For behold, you look for truth deep within me, and will make me understand wisdom secretly.
Psalm 51:7, Book of Common Prayer
I lied my way through church this morning. I figure when people ask, “How are you?” it’s just a social thing. Unless people already know what’s going on, the expected answer is, “Fine, and you?” I rationalize that it might be different if I were—God forbid—on chemo and bald again, but very few people at church even know about the second cancer, much less that Friday will be my fifth surgery for it.

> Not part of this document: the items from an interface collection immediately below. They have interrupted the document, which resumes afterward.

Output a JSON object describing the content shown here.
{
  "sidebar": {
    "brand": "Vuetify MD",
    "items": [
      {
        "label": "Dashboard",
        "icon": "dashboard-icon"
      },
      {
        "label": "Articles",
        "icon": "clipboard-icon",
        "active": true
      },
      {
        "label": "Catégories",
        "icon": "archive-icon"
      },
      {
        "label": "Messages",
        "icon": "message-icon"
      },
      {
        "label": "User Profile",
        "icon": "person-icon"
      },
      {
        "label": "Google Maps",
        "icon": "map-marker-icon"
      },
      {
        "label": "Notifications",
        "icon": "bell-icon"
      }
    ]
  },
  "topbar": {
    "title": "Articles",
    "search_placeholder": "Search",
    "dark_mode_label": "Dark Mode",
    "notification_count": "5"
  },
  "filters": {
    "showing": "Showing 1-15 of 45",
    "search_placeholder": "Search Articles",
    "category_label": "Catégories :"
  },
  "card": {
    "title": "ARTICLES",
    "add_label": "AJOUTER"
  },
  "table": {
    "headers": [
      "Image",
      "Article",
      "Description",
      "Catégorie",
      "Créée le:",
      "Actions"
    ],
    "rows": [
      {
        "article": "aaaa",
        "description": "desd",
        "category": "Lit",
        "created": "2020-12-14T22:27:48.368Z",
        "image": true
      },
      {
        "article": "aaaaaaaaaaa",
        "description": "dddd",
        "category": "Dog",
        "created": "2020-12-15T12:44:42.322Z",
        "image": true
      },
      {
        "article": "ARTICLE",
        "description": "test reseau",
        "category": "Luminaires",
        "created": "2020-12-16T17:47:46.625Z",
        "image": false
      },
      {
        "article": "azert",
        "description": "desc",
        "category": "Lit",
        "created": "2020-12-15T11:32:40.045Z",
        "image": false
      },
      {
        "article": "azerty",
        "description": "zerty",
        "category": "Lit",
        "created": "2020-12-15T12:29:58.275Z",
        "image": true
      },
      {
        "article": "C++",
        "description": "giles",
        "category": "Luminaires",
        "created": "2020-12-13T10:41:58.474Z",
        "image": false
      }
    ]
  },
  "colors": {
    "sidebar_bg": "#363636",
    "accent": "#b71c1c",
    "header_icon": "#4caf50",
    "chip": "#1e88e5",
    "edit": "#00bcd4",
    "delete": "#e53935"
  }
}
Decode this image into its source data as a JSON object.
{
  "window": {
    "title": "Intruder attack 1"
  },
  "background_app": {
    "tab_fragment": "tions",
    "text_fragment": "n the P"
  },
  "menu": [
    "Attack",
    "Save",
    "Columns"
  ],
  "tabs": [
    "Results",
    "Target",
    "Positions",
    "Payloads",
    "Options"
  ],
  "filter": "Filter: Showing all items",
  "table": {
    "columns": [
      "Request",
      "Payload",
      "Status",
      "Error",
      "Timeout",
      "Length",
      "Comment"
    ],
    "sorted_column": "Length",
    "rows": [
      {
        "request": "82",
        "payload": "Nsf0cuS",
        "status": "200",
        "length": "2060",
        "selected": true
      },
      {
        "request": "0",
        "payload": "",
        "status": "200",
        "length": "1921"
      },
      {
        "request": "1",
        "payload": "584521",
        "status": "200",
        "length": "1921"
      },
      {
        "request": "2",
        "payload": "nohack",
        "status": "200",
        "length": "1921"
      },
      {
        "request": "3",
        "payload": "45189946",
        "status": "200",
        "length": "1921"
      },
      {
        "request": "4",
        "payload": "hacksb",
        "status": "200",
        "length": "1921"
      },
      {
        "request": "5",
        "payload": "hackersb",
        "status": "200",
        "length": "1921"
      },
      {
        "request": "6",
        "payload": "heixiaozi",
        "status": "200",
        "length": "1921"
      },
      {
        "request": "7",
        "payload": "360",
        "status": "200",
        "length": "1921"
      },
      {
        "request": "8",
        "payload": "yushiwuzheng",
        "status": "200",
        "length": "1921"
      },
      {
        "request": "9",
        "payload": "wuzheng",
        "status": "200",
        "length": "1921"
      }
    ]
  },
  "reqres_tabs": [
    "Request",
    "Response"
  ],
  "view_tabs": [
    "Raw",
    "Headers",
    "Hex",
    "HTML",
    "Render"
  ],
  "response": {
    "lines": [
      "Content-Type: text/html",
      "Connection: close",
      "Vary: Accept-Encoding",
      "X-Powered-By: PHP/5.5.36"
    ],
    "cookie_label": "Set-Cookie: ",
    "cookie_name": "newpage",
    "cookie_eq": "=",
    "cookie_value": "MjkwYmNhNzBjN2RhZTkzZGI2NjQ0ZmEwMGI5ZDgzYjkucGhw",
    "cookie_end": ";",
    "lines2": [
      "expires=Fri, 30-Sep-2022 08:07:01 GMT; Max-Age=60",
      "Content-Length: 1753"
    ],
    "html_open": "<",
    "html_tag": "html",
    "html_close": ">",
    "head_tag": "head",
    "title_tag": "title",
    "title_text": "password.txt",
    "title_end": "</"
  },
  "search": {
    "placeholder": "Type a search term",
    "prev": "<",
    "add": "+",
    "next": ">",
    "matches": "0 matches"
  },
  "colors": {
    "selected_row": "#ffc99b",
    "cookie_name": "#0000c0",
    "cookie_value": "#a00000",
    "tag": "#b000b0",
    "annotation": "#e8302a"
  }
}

That I attended church all during chemo reflects no special virtue on my part. I’m wired for religion, always have been. There’s strength in church, just by being in a building where prayer has been offered for more than a century. There’s beauty in the words of the liturgy and the hymns. Which is why I went this morning, when my body told me to stay home and listen to the rain on the roof. I went for purely selfish reasons—I wanted to sing (though I didn’t feel like it), and I wanted the strength of the gathered community, however ignorant I’ve kept most of its members about my upcoming surgery.
I’m not sorry I went, just sorry that I felt fragile and distracted throughout the service. My surgeon has told me he doubts I’d need a temporary bag after this surgery, but it’s hard to believe him, given that I’ve had one after each of the previous ones. I was thinking about what I could wear to church next week that would hide the bag I may not have. One of the children has taken to wearing a bunch of plastic bracelets on his right arm, and I thought about bringing him my ovarian cancer one. And I thought about the plastic band a nurse will slip on my wrist in five days, and how much I hate that band, the sign of my membership in the company of the unwell. One dear woman touched me lightly on the back when she passed my pew going up for Eucharist, and her gesture nearly undid me.
The closing hymn included the words attributed to Francis of Assisi, “All you that pain and sorrow bear, praise God and cast on him your care.” I lost it on that line—not, thankfully, with the immense sobs of which I am capable, but some tears trickled down my face. I wasn’t in physical pain, but I was bearing sorrow, for myself and for friends undergoing various difficulties right now.
There are teenagers in my church who love me. It’s a humbling thing. I adore them, and the fact that they come and sit with me after the service to tell me about their lives, just beginning to open, and to hug me. The problem is that they’re not stupid. One asked, “Are you all right?” Another came up, looked at my face, and wanted to know, “Why are you sad?” I gave them both the same half-truth, “Good music does this to me.” Absolutely true, just not the whole truth. I was sorry I had to lie and that I’m not as good at it as I would like to be. As we waited in the line to shake the rector’s hand, one of the young mothers in the church asked how I was. I told her I was fine, apparently believing in the idea of protecting the women and the children.
I left as soon as I could after that. There didn’t seem to be any point in hanging around to enjoy fellowship at coffee hour and tell any more lies.